**ENTRIES SUPPLIED:**
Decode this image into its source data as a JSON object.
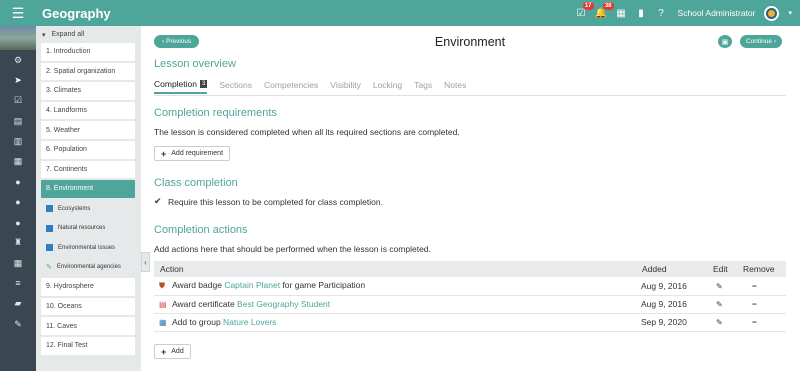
{
  "app": {
    "title": "Geography",
    "notifications_count": "17",
    "messages_count": "38",
    "user_name": "School Administrator",
    "accent": "#4ea59a"
  },
  "lessons": {
    "expand_all": "Expand all",
    "items": [
      {
        "label": "1. Introduction"
      },
      {
        "label": "2. Spatial organization"
      },
      {
        "label": "3. Climates"
      },
      {
        "label": "4. Landforms"
      },
      {
        "label": "5. Weather"
      },
      {
        "label": "6. Population"
      },
      {
        "label": "7. Continents"
      },
      {
        "label": "8. Environment"
      }
    ],
    "sections": [
      {
        "label": "Ecosystems",
        "icon": "document-icon"
      },
      {
        "label": "Natural resources",
        "icon": "document-icon"
      },
      {
        "label": "Environmental issues",
        "icon": "document-icon"
      },
      {
        "label": "Environmental agencies",
        "icon": "leaf-icon"
      }
    ],
    "items_after": [
      {
        "label": "9. Hydrosphere"
      },
      {
        "label": "10. Oceans"
      },
      {
        "label": "11. Caves"
      },
      {
        "label": "12. Final Test"
      }
    ]
  },
  "header": {
    "previous": "Previous",
    "title": "Environment",
    "continue": "Continue"
  },
  "overview": {
    "heading": "Lesson overview",
    "tabs": [
      {
        "label": "Completion",
        "count": "3"
      },
      {
        "label": "Sections"
      },
      {
        "label": "Competencies"
      },
      {
        "label": "Visibility"
      },
      {
        "label": "Locking"
      },
      {
        "label": "Tags"
      },
      {
        "label": "Notes"
      }
    ]
  },
  "requirements": {
    "heading": "Completion requirements",
    "text": "The lesson is considered completed when all its required sections are completed.",
    "add_button": "Add requirement"
  },
  "class_completion": {
    "heading": "Class completion",
    "checkbox_label": "Require this lesson to be completed for class completion."
  },
  "actions": {
    "heading": "Completion actions",
    "text": "Add actions here that should be performed when the lesson is completed.",
    "columns": [
      "Action",
      "Added",
      "Edit",
      "Remove"
    ],
    "rows": [
      {
        "prefix": "Award badge ",
        "link": "Captain Planet",
        "suffix": " for game Participation",
        "added": "Aug 9, 2016"
      },
      {
        "prefix": "Award certificate ",
        "link": "Best Geography Student",
        "suffix": "",
        "added": "Aug 9, 2016"
      },
      {
        "prefix": "Add to group ",
        "link": "Nature Lovers",
        "suffix": "",
        "added": "Sep 9, 2020"
      }
    ],
    "add_button": "Add"
  }
}
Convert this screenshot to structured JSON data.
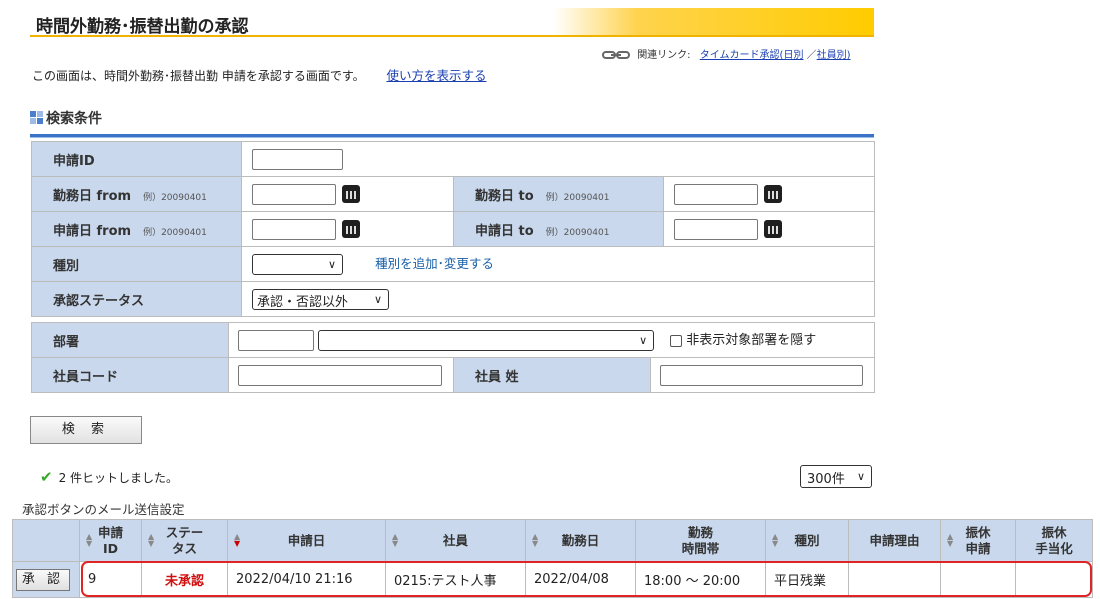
{
  "page": {
    "title": "時間外勤務･振替出勤の承認",
    "related_label": "関連リンク:",
    "related_link1": "タイムカード承認(日別",
    "related_sep": "／",
    "related_link2": "社員別)",
    "intro_text": "この画面は、時間外勤務･振替出勤 申請を承認する画面です。",
    "help_link": "使い方を表示する"
  },
  "search": {
    "section_title": "検索条件",
    "apply_id_label": "申請ID",
    "work_from_label": "勤務日 from",
    "work_to_label": "勤務日 to",
    "apply_from_label": "申請日 from",
    "apply_to_label": "申請日 to",
    "example": "例）20090401",
    "type_label": "種別",
    "type_link": "種別を追加･変更する",
    "status_label": "承認ステータス",
    "status_value": "承認・否認以外",
    "dept_label": "部署",
    "hide_dept_label": "非表示対象部署を隠す",
    "emp_code_label": "社員コード",
    "emp_name_label": "社員 姓",
    "search_button": "検 索"
  },
  "results": {
    "hits": "2 件ヒットしました。",
    "per_page": "300件",
    "mail_setting": "承認ボタンのメール送信設定",
    "headers": {
      "id": "申請\nID",
      "status": "ステー\nタス",
      "apply_date": "申請日",
      "employee": "社員",
      "work_date": "勤務日",
      "time": "勤務\n時間帯",
      "type": "種別",
      "reason": "申請理由",
      "comp_apply": "振休\n申請",
      "comp_allow": "振休\n手当化"
    },
    "row": {
      "approve_button": "承 認",
      "id": "9",
      "status": "未承認",
      "apply_date": "2022/04/10 21:16",
      "employee": "0215:テスト人事",
      "work_date": "2022/04/08",
      "time": "18:00 ～ 20:00",
      "type": "平日残業",
      "reason": "",
      "comp_apply": "",
      "comp_allow": ""
    }
  },
  "colors": {
    "label_bg": "#c9d8ec",
    "accent_blue": "#3a73c8",
    "title_yellow": "#ffcc00",
    "status_red": "#d01010",
    "highlight_red": "#e02424"
  }
}
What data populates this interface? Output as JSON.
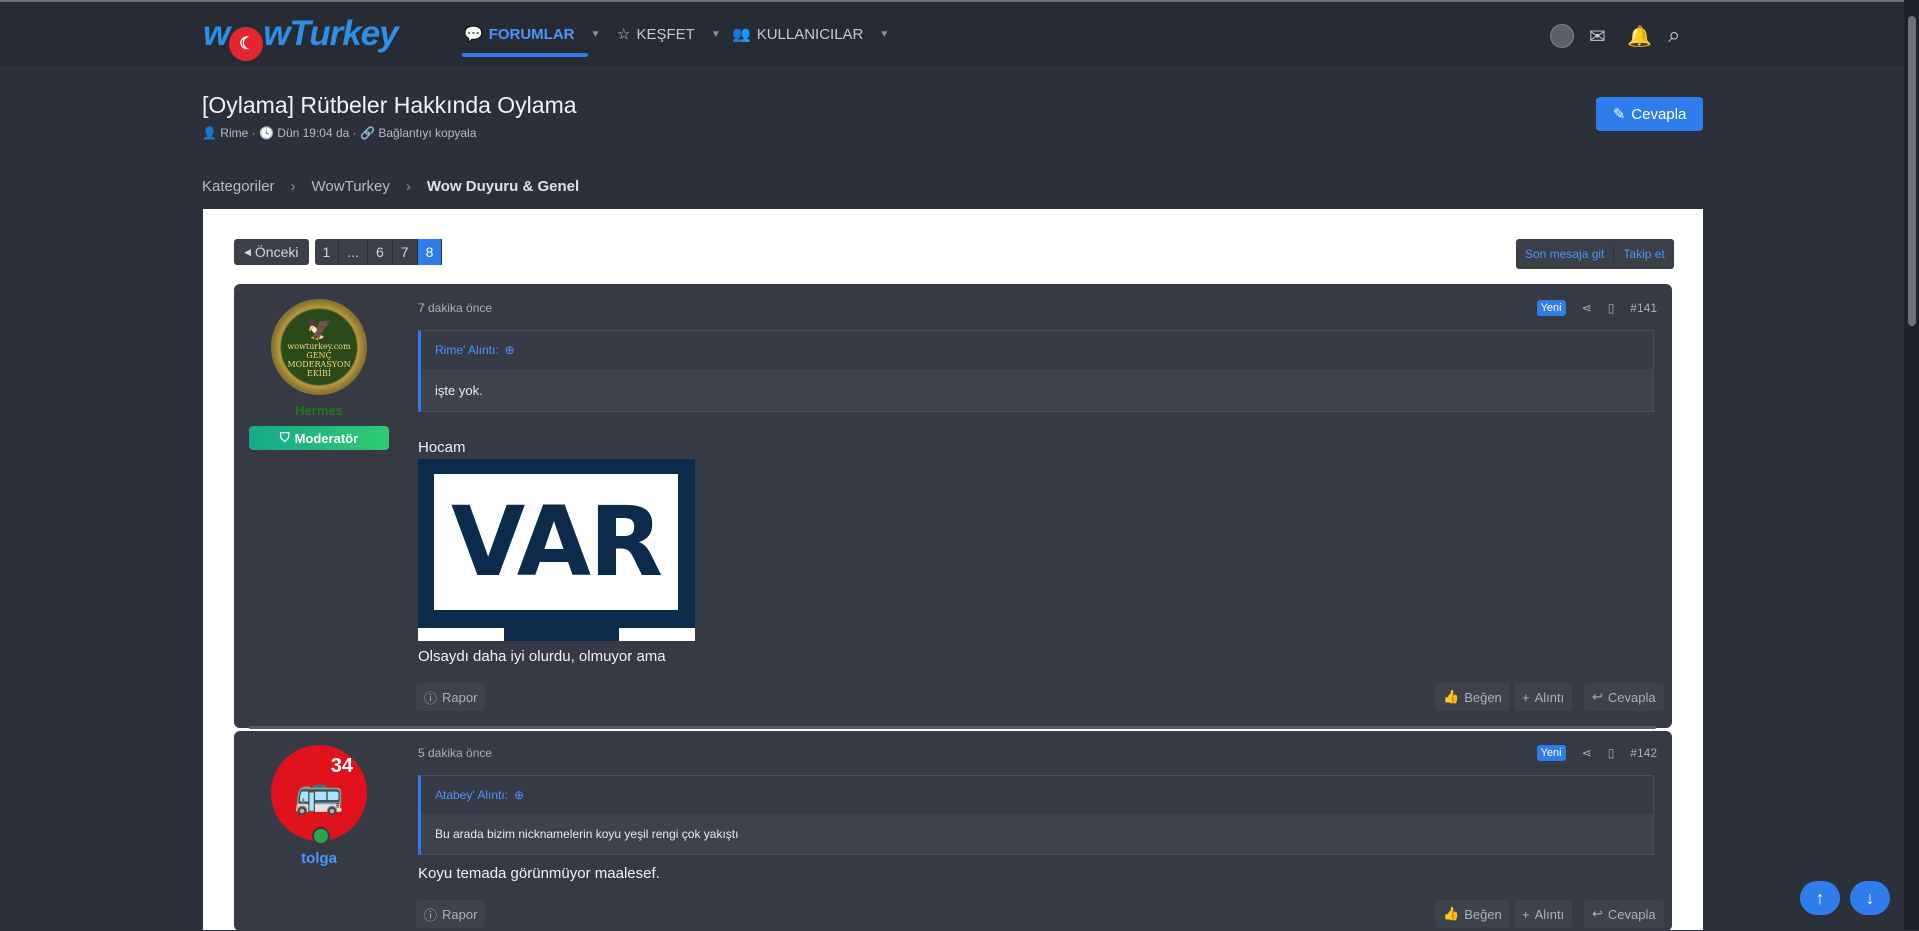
{
  "logo": {
    "text_pre": "w",
    "text_post": "wTurkey"
  },
  "nav": {
    "forums": "FORUMLAR",
    "explore": "KEŞFET",
    "users": "KULLANICILAR"
  },
  "thread": {
    "title": "[Oylama] Rütbeler Hakkında Oylama",
    "author": "Rime",
    "date": "Dün 19:04 da",
    "copy_link": "Bağlantıyı kopyala",
    "reply_button": "Cevapla"
  },
  "breadcrumb": [
    "Kategoriler",
    "WowTurkey",
    "Wow Duyuru & Genel"
  ],
  "pagination": {
    "prev": "Önceki",
    "pages": [
      "1",
      "...",
      "6",
      "7",
      "8"
    ],
    "current": "8"
  },
  "follow": {
    "last_post": "Son mesaja git",
    "follow": "Takip et"
  },
  "posts": [
    {
      "avatar_text": [
        "wowturkey.com",
        "GENÇ",
        "MODERASYON",
        "EKİBİ"
      ],
      "username": "Hermes",
      "badge": "Moderatör",
      "time": "7 dakika önce",
      "new_label": "Yeni",
      "number": "#141",
      "quote_author": "Rime' Alıntı:",
      "quote_text": "işte yok.",
      "text1": "Hocam",
      "image_text": "VAR",
      "text2": "Olsaydı daha iyi olurdu, olmuyor ama",
      "actions": {
        "report": "Rapor",
        "like": "Beğen",
        "quote": "Alıntı",
        "reply": "Cevapla"
      }
    },
    {
      "avatar_number": "34",
      "username": "tolga",
      "time": "5 dakika önce",
      "new_label": "Yeni",
      "number": "#142",
      "quote_author": "Atabey' Alıntı:",
      "quote_text": "Bu arada bizim nicknamelerin koyu yeşil rengi çok yakıştı",
      "text1": "Koyu temada görünmüyor maalesef.",
      "actions": {
        "report": "Rapor",
        "like": "Beğen",
        "quote": "Alıntı",
        "reply": "Cevapla"
      }
    }
  ],
  "colors": {
    "accent": "#2f7dea",
    "background": "#2b303b",
    "post": "#353a44"
  }
}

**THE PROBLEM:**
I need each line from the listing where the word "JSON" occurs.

**FINISHED TASK:**
Decode this image into its source data as a JSON object.
Convert this screenshot to structured JSON data.
What data populates this interface? Output as JSON.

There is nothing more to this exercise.